I worked on Wall Street for years in institutional sales, selling European equities to US portfolio managers. But I knew I did not want to continue on Wall Street, so I pitched myself to Bloomberg as a magazine writer. At the time, TV was really expanding. They said, "If we were to put you on the floor of the New York Stock Exchange, can you explain what is going on?" I agreed and I ended up working there for about 10 years.
Fox News Channel’s president Roger Ailes wanted me to come to Fox and take it to the next level. So that is what I am doing with Risk & Reward, which debuted on March 31. I consider it to be my startup.
Describe the content of Risk & Reward.
I was inspired to do the show when I realized about three years ago that alternative assets are growing. There were changes in the Jumpstart Our Business Startups (JOBS) Act, which makes investing in venture capital and hedge fund strategies easier.
The show covers everything that is beyond stocks and bonds. We seek to educate people, so the show is one part theory, one part practice. We also have news of the day and an elevator pitch segment, which involves an entrepreneur giving me their 30-second pitch, literally in an elevator. A panel of expert judges then asks them questions based on the pitch.
Describe the show’s target audience.
Everyone who wants to make money, make more money, or keep what they have. We all work hard for our money, so it’s good to be aware of a strategy that helps you save or make a little bit extra.
How do you attract people to the show?
I have my own Twitter handle with about 19,000 followers. Fox Business also has a huge social presence and the show has its own Twitter and Facebook pages, and a website.
We have a question of the day while we are live that normally relates to tech, and people can reply through the show’s website or Twitter page. For example, we recently talked about Google’s self-driving cars and how they have clocked in 700,000 highway hours with no accidents. Our question was: Do you feel more or less safe in a self-driving vehicle?
My favorite response was: "A [self-driving] car is linked to external information. Its source is therefore hackable. I don’t want to be making out with my wife in the back seat while someone can remotely drive us into a fuel tanker."
Our viewers let us know they are watching – particularly New York’s technology community – by reaching out to us, particularly through Twitter. They also give us their thoughts on guest conversations or topics for the show.
How do you use the show’s site to augment your coverage?
We post clips and quotes of the day, short versions of our interviews, and longer versions of exclusive interviews. If people are interested, there is also material archived on the site.
What guests have you had on your show?

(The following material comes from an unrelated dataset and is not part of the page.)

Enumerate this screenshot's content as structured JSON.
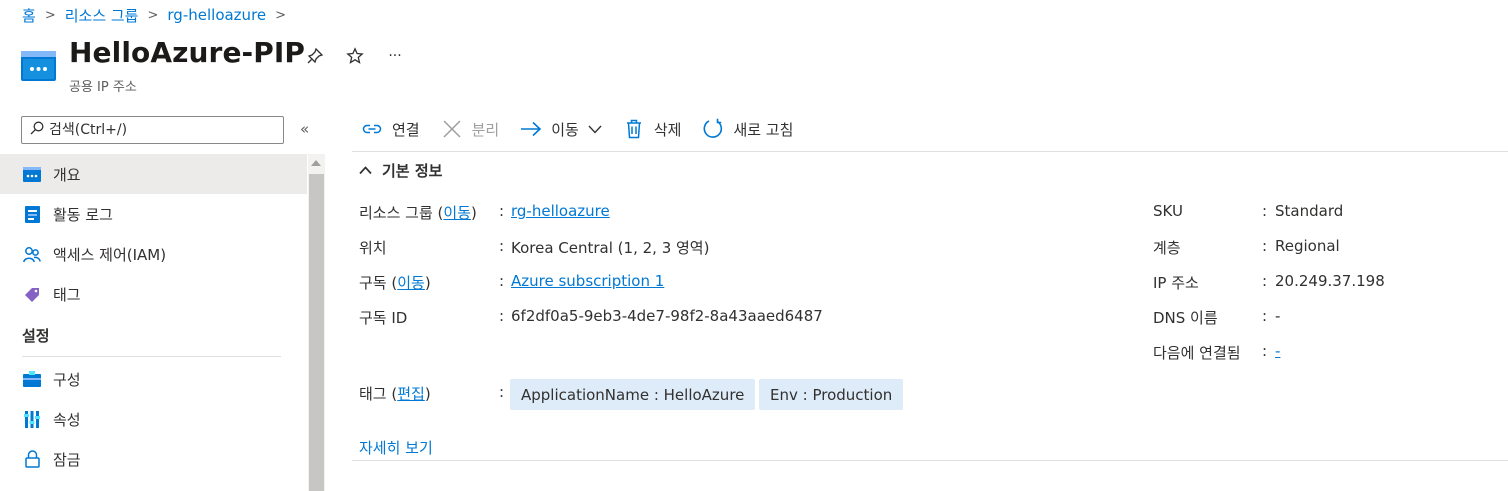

We have had exclusives with Ben Horowitz, cofounder of VC firm Andreessen Horowitz; Jonathan Gray, the global head of real estate and a member of the board of directors of Blackstone; and Glenn Youngkin, MD and COO of Carlyle.

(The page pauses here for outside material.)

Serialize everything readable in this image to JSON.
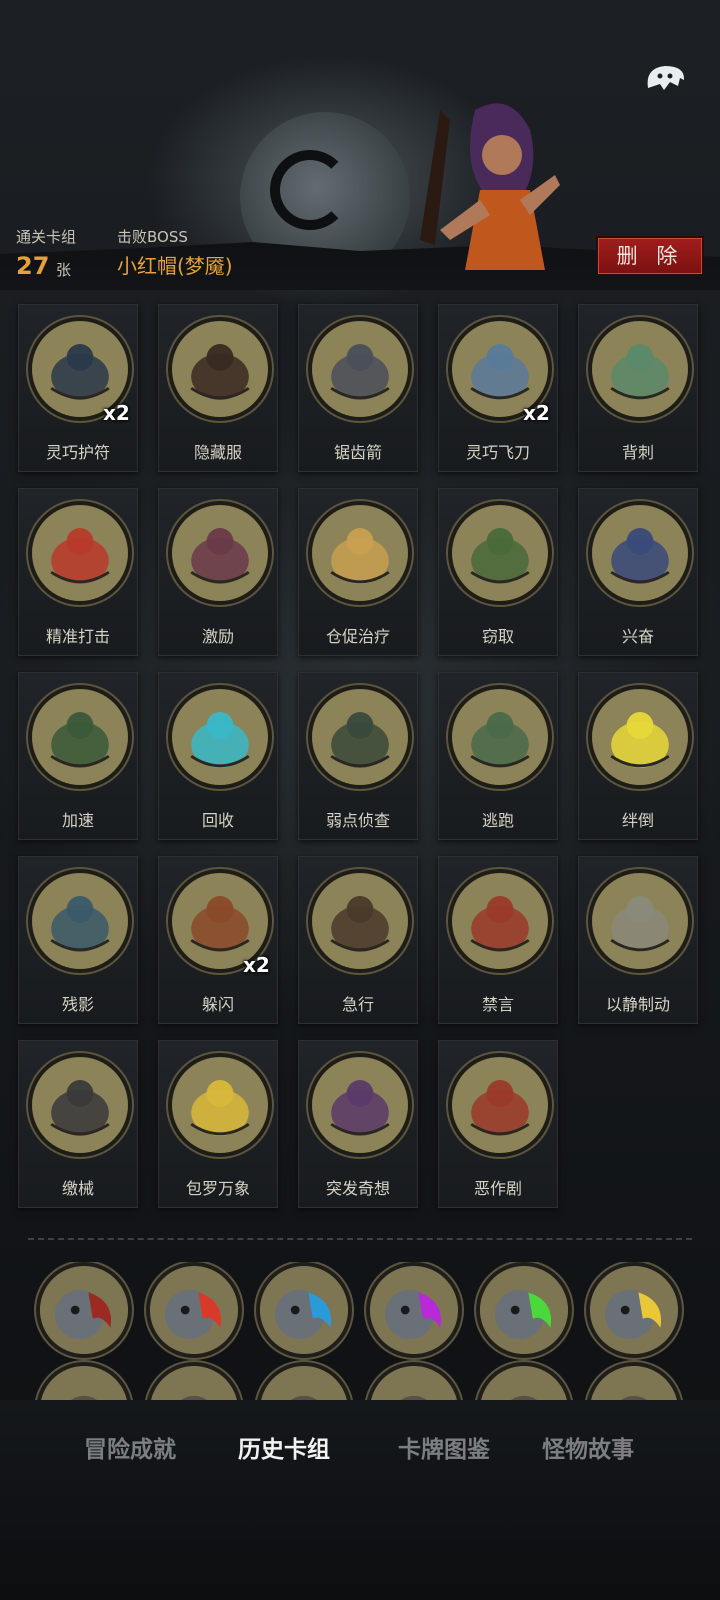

But there are people who are well respected in the community, who just don’t like doing TV. I am hoping to change their minds on that. Fred Wilson – founder of Union Square Ventures – is one of them. We want to maintain the caliber of guests we have been booking.
What is the best way for PR pros to pitch you?
Just knowing about alternative asset categories: hedge fund strategies, private equities, venture cap, angel investing, and real estate is a good start. And knowing who would be a standout guest. Also, anything that affects our industries, such as the JOBS Act.
What is the show’s biggest challenge?
Trying to balance what we are doing thematically with the news of the day. Another challenge is getting our team to fully gel. I am lucky in that every person on my team is strong, but we are still finding our stride.
Any future plans you can share?
We may take our show out on the road and go out to Silicon Valley, just because technology is a big part of what we are doing.